▸ About this task:
The entries below should be copied exactly and completely.

[Source records]
BEGIN

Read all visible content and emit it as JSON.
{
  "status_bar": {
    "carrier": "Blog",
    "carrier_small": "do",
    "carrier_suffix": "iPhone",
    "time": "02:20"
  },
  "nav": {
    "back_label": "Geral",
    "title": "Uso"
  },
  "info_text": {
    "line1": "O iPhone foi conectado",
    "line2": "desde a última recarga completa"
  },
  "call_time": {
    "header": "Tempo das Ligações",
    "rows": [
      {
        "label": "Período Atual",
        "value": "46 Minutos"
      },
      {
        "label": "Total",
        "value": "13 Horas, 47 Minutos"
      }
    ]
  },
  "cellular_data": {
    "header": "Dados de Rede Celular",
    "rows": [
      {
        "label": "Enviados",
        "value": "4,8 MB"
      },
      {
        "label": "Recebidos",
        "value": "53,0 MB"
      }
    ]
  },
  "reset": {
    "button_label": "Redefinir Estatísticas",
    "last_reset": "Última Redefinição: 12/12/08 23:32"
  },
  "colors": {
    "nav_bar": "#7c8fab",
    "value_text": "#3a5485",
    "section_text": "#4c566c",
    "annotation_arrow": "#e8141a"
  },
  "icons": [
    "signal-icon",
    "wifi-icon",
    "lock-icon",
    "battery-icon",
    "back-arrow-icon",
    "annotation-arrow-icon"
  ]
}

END

▸ Result for this exercise:
Read all visible content and emit it as JSON.
{
  "status_bar": {
    "carrier": "Blog",
    "carrier_small": "do",
    "carrier_suffix": "iPhone",
    "time": "02:20"
  },
  "nav": {
    "back_label": "Geral",
    "title": "Uso"
  },
  "info_text": {
    "line1": "O iPhone foi conectado",
    "line2": "desde a última recarga completa"
  },
  "call_time": {
    "header": "Tempo das Ligações",
    "rows": [
      {
        "label": "Período Atual",
        "value": "46 Minutos"
      },
      {
        "label": "Total",
        "value": "13 Horas, 47 Minutos"
      }
    ]
  },
  "cellular_data": {
    "header": "Dados de Rede Celular",
    "rows": [
      {
        "label": "Enviados",
        "value": "4,8 MB"
      },
      {
        "label": "Recebidos",
        "value": "53,0 MB"
      }
    ]
  },
  "reset": {
    "button_label": "Redefinir Estatísticas",
    "last_reset": "Última Redefinição: 12/12/08 23:32"
  },
  "colors": {
    "nav_bar": "#7c8fab",
    "value_text": "#3a5485",
    "section_text": "#4c566c",
    "annotation_arrow": "#e8141a"
  },
  "icons": [
    "signal-icon",
    "wifi-icon",
    "lock-icon",
    "battery-icon",
    "back-arrow-icon",
    "annotation-arrow-icon"
  ]
}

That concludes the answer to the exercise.